After reading about the senseless murder of Walter L. Scott in a place I consider home, I’m left longing for the past. I miss the days when police officers stood to protect citizens rather than collect on endless citations or hassle motorists for broken tail lights. When they treated citizens with respect, even if their better judgment harbored suspicion. A time when officers relied upon the ultimate force of their firearms as a last result.

It is imperative that we hold our police officers to the highest example of personal integrity, to a standard that can be captured on countless smartphone cameras without a single cause for disgrace.

Our communities must support them with the type of authentic understanding that is based on mutual respect rather than authoritarian-demanded obedience.

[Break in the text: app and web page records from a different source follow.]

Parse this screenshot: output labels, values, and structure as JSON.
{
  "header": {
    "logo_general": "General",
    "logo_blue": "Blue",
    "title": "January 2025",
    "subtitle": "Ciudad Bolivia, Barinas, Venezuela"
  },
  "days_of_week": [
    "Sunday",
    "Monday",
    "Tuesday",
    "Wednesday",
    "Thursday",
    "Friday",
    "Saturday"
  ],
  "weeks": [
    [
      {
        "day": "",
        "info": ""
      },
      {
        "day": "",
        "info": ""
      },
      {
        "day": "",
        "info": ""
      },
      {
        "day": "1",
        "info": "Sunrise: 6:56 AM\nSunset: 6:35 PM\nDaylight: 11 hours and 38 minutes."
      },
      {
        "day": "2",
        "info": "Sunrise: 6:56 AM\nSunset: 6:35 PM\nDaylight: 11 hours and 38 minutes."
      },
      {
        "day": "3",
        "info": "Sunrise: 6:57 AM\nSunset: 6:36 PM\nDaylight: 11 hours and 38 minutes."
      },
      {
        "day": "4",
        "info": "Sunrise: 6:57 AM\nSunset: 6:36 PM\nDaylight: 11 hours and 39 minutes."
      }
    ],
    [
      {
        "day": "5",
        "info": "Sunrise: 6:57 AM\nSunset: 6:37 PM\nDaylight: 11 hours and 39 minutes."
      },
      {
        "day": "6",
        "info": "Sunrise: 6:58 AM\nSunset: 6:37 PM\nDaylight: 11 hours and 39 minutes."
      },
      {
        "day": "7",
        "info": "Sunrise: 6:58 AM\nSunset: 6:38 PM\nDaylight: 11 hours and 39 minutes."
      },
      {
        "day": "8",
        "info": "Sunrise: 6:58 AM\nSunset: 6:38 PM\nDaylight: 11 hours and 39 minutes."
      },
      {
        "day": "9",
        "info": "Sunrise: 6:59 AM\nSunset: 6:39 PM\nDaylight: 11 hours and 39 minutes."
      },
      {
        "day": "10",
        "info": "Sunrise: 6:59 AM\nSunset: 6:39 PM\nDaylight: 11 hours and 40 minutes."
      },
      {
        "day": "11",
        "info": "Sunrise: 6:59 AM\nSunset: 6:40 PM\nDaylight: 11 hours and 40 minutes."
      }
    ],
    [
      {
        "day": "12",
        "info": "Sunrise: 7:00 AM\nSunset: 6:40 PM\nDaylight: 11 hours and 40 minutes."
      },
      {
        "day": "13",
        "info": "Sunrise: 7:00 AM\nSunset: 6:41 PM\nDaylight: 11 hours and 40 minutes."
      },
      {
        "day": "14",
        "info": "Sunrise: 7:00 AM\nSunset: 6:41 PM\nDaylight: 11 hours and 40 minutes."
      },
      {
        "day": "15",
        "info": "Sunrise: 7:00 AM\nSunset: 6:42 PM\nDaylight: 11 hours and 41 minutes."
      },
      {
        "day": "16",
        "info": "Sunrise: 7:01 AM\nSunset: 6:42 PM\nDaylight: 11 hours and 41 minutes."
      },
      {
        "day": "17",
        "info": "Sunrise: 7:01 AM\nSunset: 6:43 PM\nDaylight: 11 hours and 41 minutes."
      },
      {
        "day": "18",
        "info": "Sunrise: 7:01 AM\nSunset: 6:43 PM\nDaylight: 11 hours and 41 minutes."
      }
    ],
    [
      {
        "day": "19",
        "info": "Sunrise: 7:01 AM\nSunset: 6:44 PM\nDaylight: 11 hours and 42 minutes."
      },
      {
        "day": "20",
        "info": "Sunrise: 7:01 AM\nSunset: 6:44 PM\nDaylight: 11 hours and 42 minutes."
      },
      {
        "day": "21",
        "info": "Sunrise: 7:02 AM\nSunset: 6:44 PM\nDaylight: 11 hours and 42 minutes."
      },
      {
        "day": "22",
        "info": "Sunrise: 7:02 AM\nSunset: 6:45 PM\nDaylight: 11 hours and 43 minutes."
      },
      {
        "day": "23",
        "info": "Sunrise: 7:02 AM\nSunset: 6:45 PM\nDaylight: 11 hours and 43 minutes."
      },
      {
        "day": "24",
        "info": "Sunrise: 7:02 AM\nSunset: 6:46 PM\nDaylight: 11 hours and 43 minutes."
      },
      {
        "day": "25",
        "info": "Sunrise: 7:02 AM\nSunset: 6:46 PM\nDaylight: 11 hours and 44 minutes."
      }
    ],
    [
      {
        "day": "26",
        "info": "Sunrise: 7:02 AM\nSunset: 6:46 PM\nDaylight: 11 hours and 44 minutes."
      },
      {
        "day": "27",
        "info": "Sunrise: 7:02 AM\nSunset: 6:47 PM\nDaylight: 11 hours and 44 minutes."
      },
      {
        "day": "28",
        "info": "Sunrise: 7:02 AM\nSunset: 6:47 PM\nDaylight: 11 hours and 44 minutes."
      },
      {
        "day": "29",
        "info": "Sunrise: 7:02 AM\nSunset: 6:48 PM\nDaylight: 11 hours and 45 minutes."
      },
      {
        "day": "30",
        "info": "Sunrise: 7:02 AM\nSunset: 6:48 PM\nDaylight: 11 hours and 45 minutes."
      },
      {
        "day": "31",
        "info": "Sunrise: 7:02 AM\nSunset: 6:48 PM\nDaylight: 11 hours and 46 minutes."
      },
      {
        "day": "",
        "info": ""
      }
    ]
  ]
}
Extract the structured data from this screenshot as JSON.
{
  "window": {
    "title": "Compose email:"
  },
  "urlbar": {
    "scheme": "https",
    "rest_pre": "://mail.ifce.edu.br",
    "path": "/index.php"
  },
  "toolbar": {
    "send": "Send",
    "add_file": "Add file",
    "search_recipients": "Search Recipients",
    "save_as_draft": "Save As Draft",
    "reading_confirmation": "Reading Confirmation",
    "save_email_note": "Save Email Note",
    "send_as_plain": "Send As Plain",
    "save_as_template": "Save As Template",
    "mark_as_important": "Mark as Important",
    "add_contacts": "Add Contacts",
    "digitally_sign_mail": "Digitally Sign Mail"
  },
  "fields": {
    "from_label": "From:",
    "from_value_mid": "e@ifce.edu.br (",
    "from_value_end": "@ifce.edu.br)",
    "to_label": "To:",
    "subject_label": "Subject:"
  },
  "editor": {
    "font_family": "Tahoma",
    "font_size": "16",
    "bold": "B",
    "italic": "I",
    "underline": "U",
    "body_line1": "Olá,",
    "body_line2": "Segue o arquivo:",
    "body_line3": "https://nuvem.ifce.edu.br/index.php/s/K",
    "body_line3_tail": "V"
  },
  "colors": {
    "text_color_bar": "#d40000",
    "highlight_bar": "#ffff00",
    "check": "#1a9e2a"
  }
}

Our elected officials should endow them with the budgets to operate without want or need of programs that debase our justice system by forcing officers to seek out reasons to write tickets and issue fines.

I can look back on my childhood of smiling police officers at town parades and school career days and wonder what happened to those nice upstanding men and women. But I realize that for many, past experiences with law enforcement may have been even less civilized than they are today.

For them, and for all of us, it’s best to not look at our past relationships with the police. Rather, we should collectively define a future in which officers and citizens are co-creators of the strong communities that both sides so desperately desire.

Angela Hanyak

E. Liberty Park Circle

North Charleston